Kayak Fishing Safety
Written by Mike Zilkowsky - Original article in Kayak Fishing Magazine, February, 2013
As a Safety Professional in Alberta’s oil field I am constantly mentoring fellow workers on the need for safety equipment and using it correctly. My job is to ensure that everyone works safely so that they can get home to see their families and participate in the hobbies they love, which for me is fishing!!!! Here is a list of what I believe we should all have and carry with us out fishing to ensure we make it back home from our fishing adventures.
Every year we hear of people that have lost their lives due to not wearing a Personal Flotation Device. With PFDs designed for kayak fishing addressing comfort and versatility, there is no reason to not wear one. The first thing to do is to try it on and be comfortable wearing it prior to being on the water. Try different types, different makes and different styles until you find the one that fits you best. Just be sure it has the proper rating and approvals for its intended use.
Even though kayaks are not required to run the red, green and white lights, we should still take the time to think about our visibility in low light conditions. Many of us paddle around bright orange or yellow kayaks, but many of us also paddle the darker green, brown or camouflage models as well. Scotty Fishing & Outdoor Products has developed the SEA-light and it is perfect for kayaks. Whether you purchase the 825 SEA-light with the suction cup base or the 828 SEA-light with the 42” adjustable pole, with a two-mile visibility you will not regret your purchase.

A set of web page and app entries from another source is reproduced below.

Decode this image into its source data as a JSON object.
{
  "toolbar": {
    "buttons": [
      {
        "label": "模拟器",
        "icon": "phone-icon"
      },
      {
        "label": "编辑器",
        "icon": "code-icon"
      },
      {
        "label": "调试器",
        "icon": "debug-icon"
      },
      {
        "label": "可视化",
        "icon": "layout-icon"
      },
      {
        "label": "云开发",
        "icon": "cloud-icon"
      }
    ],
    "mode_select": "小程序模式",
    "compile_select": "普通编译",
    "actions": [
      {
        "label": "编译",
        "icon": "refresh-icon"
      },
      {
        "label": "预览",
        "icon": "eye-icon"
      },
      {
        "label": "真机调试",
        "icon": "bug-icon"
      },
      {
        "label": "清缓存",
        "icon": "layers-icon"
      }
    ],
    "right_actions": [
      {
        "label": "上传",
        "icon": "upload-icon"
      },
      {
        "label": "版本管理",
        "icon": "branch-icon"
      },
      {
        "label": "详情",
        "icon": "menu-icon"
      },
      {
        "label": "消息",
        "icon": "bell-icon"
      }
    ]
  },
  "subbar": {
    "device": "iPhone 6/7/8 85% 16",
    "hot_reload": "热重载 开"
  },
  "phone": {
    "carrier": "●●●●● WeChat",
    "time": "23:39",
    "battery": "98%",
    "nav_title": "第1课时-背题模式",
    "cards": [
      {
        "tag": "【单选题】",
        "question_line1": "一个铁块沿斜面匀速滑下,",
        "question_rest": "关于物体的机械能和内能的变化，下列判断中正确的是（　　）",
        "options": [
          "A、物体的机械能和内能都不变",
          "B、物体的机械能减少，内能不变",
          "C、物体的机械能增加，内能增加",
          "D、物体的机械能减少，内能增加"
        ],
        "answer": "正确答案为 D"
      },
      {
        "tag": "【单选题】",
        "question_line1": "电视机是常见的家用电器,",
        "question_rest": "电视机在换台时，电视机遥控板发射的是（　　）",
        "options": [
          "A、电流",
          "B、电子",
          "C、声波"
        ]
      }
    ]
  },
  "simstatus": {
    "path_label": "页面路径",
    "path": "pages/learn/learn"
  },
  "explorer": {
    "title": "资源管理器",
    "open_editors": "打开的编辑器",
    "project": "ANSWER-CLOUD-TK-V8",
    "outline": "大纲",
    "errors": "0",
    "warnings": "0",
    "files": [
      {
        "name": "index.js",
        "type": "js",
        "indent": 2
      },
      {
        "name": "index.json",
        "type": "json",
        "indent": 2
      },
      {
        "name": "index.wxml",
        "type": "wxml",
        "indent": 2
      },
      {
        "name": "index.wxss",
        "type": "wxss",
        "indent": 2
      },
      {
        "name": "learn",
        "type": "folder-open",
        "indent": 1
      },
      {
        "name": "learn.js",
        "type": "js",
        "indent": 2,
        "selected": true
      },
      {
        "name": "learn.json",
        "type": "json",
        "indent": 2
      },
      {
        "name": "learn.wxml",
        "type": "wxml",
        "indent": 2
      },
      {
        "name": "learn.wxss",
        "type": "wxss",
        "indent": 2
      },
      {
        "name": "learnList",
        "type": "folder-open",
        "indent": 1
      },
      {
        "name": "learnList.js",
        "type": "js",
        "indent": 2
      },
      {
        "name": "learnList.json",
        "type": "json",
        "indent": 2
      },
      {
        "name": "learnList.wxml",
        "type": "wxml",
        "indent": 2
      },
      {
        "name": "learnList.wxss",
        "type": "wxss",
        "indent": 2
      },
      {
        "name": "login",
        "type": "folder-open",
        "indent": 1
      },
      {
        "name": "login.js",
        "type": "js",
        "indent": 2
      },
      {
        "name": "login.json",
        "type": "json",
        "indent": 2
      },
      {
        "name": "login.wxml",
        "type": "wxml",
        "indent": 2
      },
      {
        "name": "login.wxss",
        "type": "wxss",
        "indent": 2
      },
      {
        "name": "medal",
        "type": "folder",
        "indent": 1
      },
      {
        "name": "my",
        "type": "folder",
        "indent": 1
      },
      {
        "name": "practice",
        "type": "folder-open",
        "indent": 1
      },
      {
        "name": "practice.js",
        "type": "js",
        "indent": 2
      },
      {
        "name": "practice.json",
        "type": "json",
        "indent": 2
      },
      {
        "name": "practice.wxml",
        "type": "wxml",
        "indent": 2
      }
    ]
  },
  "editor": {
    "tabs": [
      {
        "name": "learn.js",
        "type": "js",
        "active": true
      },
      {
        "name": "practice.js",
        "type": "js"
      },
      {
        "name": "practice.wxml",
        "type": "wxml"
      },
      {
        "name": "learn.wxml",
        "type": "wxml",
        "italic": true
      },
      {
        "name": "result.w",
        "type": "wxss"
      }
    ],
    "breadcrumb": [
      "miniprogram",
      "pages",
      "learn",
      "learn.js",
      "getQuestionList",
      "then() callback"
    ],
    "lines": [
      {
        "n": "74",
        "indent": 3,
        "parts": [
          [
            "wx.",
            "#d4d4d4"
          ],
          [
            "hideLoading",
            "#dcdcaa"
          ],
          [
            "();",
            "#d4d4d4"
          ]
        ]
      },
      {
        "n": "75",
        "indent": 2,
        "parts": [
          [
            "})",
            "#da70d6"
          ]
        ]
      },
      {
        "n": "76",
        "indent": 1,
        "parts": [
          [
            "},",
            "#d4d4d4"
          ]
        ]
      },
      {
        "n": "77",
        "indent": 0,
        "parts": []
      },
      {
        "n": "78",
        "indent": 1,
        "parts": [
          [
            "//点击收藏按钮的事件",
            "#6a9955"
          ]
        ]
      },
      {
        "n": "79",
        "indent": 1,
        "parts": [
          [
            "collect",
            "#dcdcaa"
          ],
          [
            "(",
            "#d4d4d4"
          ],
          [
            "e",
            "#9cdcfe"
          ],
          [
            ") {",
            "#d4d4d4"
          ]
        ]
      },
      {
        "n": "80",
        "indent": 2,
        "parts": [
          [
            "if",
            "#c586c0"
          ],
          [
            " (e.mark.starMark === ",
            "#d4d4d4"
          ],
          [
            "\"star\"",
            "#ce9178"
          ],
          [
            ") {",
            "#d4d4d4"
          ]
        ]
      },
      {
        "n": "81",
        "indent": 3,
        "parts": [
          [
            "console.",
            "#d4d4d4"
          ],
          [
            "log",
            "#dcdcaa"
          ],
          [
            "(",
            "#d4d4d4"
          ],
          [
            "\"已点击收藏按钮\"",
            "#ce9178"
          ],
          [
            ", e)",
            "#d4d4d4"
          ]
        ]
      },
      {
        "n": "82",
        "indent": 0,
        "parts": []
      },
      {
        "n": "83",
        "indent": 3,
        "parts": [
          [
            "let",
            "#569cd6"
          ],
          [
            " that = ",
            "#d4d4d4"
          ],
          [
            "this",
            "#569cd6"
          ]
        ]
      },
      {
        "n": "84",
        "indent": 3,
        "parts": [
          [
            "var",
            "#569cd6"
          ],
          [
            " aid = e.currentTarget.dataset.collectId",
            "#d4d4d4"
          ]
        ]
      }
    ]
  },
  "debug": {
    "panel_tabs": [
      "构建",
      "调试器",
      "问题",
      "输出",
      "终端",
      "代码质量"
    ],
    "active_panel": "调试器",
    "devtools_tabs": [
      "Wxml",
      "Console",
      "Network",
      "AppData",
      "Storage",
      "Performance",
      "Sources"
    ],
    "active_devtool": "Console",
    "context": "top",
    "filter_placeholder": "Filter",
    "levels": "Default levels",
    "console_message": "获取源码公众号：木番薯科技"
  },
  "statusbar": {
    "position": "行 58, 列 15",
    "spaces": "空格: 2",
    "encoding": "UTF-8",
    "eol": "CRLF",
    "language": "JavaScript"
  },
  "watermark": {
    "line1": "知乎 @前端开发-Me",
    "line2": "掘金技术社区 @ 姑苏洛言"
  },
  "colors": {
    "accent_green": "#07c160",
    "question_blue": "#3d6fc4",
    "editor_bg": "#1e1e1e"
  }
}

I bought myself the 823 SEA-light last year with a 20” pole and love it. I have been on very large lakes with tons of motorboat traffic and paddling in at dark would have been a lot more dangerous if the other boats were not able to see me.
Preferably a knife designed to attach to your PFD, but any sharp knife will do. Whether you need the knife to cut bait, cut your line or cut the anchor rope, be sure the knife is sharp and easily accessible. The biggest mistake a lot of kayakers and fishermen make is not having their knife within reach. Things can go sideways in a real hurry, and sometimes the difference between paddling and swimming can be having your knife within reach.
Depending on the type of kayak you have you will either be required to have a bilge pump or bailer on board. Scotty® has some great kits available that contain everything you need to comply with the Canadian Coast Guard Regulations, and those items are needed for any body of water you are paddling on. Keep a whistle attached to your P.F.D., keep a buoyant heaving line accessible as well as you bilge pump or bailer. Add a few items to your kit as well. First aid supplies are a must! Bandages and disinfectant are the most important.
I speak from experience after having a Northern Pike decide to hook me through the finger with the same treble hook that was in its mouth. Which brings me to another item…. Good pliers or side cutters. Make sure you have something to be able to cut through any hook you have to remove it, should you happen to find yourself hooked!
There is nothing worse that losing your paddle. Remember the old adage “Up a certain creek without a paddle”? Imagine being out on a big body of water and not being able to paddle back. Ensuring your paddle is attached to your boat with a leash will definitely prevent this predicament. I use the Scotty® Paddle lease and absolutely love it. No matter what leash you use, just use it. Either that or bring another paddle along for the ride.
Most of all, let someone know where you are planning to go and if possible the time you are expecting to be back. Things happen and if someone knows where you plan to be, it is a lot easier for them to find you. That being said most areas we fish have some sort of cellular coverage now, so if you are on a hot spot and going to run late make sure you pass that along so you don’t become the focus of a search party.
As I just mentioned, another item that I won’t be without on the water is a way of communicating with family on shore or at home. I have an iPhone and the obvious choice for me was a Lifeproof case. Just remember to tie it to you or your boat because losing your phone will not make for an enjoyable paddle. There are many times when trying to text or call just doesn’t work out on the water so I pack a waterproof, buoyant GMRS 2 way radio with me and leave another on shore to be able to keep in contact with my loved ones. For anyone out on the salt I strongly suggest a VHF radio and that you learn how to properly use it and how to radio for assistance.
And last but not least, find open water and flip your kayak. Learning how to right your kayak and re-enter it could save you. I find the easiest way to right a sit-on-top kayak, is to have a short rope to help out. I have a small rope with a carabineer at each end, probably 4.5 feet long. I attach the rope to the handle of the kayak then toss the line over the kayak hull. Swim around to the other side and create a loop to stand in. Stand up in the loop, reach across the kayak, grab the handle and tug back. You should be able to right your kayak in a few tries and hopefully you had everything tied down and didn’t lose anything.
To get back on it now I find the easiest way for me is to pull myself up the bow and slide on. Regardless of how you do it, just practice it a few times and you should hopefully not have any issues should this arise while out on the water.
Hope this helps everyone looking for a few safety tips for kayak fishing.
Tight lines and see you at the launch!